---------- The records
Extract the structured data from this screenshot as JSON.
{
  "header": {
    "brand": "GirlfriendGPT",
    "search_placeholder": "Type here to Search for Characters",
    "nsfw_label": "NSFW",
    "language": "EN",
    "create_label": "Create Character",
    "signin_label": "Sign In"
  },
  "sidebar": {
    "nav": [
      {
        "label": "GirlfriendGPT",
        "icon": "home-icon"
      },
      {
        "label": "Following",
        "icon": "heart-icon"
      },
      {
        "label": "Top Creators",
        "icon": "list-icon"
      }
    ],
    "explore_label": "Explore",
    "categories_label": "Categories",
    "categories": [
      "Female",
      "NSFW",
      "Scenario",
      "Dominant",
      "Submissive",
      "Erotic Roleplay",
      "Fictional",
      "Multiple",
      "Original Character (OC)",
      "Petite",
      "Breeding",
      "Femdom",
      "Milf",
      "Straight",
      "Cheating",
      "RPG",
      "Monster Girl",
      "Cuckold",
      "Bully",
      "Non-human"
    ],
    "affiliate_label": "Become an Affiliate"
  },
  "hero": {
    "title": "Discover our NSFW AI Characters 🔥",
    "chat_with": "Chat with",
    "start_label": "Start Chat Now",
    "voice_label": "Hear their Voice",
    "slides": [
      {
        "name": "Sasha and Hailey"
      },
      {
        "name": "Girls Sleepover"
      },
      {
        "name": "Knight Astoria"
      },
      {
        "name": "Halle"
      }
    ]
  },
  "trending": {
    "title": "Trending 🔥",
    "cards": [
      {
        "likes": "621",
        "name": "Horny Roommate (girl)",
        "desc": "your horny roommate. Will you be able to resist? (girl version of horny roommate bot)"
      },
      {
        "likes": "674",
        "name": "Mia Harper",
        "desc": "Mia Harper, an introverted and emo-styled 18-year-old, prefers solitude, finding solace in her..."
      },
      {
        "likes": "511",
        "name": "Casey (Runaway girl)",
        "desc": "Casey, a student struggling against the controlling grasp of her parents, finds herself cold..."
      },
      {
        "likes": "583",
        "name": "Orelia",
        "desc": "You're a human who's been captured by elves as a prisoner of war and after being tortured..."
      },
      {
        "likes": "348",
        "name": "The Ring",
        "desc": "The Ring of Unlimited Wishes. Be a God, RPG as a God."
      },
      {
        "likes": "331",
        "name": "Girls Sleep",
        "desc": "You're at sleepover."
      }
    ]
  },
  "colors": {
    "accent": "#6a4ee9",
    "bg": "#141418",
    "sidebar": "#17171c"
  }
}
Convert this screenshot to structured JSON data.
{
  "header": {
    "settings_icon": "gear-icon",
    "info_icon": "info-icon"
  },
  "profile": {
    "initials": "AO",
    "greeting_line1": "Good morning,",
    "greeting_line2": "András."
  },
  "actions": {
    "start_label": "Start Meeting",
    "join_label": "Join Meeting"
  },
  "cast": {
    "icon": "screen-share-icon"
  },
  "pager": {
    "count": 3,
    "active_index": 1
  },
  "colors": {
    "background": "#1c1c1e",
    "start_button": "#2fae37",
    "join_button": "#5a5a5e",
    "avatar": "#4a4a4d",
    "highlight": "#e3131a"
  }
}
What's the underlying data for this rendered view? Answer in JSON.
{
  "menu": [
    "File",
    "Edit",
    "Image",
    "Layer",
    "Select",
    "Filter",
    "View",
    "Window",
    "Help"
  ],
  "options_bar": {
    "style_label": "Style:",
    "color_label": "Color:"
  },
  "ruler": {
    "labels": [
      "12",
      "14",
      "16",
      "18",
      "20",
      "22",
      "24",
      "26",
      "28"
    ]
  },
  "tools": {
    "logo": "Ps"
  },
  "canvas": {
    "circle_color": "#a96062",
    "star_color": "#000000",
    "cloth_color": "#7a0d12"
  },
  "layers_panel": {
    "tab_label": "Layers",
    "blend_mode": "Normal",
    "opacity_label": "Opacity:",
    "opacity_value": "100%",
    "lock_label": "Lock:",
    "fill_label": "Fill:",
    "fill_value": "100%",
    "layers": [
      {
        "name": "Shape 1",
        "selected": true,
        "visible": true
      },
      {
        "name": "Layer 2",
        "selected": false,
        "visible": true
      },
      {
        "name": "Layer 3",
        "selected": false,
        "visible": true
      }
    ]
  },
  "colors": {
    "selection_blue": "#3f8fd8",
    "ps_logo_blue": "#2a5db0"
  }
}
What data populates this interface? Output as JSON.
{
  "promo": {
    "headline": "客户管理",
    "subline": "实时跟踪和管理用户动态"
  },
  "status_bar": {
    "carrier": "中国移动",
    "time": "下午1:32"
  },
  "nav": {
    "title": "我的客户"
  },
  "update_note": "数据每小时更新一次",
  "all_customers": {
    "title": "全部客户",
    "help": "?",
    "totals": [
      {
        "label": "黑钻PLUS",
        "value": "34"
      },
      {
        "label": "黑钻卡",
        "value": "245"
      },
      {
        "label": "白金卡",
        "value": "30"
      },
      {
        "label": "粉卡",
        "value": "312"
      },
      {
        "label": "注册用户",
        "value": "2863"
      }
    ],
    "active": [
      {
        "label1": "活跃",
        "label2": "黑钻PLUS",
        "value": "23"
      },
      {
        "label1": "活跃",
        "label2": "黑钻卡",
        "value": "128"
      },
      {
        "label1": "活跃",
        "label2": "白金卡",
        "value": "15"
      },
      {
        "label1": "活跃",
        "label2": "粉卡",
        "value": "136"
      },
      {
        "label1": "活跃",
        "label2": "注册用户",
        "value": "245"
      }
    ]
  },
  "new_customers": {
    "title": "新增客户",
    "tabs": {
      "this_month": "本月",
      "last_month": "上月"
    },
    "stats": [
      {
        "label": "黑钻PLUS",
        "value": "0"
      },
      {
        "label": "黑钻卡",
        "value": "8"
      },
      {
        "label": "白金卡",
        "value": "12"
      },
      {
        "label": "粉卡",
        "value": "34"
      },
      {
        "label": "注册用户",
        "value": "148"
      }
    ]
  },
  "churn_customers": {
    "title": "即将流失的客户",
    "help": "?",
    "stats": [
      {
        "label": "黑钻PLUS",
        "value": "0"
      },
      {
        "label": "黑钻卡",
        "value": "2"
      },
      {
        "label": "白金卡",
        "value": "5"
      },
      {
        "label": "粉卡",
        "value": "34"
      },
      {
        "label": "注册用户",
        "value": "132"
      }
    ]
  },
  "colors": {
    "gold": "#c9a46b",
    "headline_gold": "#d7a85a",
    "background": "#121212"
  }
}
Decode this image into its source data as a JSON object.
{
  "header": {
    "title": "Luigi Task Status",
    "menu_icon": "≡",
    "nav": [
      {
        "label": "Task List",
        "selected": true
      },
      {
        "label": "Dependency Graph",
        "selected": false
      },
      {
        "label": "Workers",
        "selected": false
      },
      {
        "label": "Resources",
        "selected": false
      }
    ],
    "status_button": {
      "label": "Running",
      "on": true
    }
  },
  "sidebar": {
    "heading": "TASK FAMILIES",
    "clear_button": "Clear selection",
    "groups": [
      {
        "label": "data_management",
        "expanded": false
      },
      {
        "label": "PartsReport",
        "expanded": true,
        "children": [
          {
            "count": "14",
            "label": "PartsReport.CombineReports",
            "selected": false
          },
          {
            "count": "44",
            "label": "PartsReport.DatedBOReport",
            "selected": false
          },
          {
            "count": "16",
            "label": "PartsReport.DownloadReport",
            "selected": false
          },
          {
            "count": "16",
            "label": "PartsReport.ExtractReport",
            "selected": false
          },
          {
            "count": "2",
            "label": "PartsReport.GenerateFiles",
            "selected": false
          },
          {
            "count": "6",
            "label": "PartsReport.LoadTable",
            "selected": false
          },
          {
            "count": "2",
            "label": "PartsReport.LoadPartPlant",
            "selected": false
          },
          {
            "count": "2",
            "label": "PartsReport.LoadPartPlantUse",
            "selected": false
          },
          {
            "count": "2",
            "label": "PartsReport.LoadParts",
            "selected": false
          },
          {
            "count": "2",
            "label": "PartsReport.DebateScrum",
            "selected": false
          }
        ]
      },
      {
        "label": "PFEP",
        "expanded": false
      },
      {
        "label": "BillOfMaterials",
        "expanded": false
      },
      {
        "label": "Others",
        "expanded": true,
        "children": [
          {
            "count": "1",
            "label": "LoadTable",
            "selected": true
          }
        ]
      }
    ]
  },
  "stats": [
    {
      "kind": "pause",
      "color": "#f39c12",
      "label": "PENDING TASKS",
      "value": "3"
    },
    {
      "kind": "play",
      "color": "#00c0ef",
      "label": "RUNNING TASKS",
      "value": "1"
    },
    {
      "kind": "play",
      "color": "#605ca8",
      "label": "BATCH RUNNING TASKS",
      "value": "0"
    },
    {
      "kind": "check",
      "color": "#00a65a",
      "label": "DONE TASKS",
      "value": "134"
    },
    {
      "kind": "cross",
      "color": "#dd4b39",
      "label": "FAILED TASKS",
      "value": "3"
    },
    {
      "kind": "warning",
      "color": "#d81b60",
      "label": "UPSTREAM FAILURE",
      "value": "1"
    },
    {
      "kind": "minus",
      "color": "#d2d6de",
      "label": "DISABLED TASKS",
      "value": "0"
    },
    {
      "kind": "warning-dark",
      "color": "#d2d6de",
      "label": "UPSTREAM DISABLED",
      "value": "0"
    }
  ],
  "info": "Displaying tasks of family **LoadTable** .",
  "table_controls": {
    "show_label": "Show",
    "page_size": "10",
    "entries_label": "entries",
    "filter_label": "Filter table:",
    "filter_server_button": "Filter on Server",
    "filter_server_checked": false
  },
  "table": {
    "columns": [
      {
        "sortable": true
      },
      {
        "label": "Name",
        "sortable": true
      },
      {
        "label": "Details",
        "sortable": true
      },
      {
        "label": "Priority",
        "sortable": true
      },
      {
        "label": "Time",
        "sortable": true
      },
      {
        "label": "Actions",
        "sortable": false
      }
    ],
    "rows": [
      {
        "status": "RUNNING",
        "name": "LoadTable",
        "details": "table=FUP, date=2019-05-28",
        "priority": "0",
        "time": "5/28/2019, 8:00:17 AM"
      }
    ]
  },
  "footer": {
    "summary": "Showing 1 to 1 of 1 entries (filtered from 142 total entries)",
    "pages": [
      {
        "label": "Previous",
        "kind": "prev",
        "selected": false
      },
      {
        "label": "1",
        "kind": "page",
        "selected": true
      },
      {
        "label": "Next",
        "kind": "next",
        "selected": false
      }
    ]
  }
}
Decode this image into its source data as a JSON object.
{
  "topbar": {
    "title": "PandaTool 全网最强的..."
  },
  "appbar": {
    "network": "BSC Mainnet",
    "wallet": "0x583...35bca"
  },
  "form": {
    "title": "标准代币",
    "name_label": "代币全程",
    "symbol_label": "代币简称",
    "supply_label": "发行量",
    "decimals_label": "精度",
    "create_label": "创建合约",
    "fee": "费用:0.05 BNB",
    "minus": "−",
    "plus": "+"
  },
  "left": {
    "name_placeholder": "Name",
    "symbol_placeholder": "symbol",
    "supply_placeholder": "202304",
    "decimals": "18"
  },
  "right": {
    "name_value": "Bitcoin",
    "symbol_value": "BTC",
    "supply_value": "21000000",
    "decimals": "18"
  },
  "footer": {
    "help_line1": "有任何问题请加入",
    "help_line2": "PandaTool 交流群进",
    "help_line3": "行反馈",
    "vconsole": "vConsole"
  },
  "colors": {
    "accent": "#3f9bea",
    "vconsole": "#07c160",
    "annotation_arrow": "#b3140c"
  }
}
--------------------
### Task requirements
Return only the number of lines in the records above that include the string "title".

### Written solution
9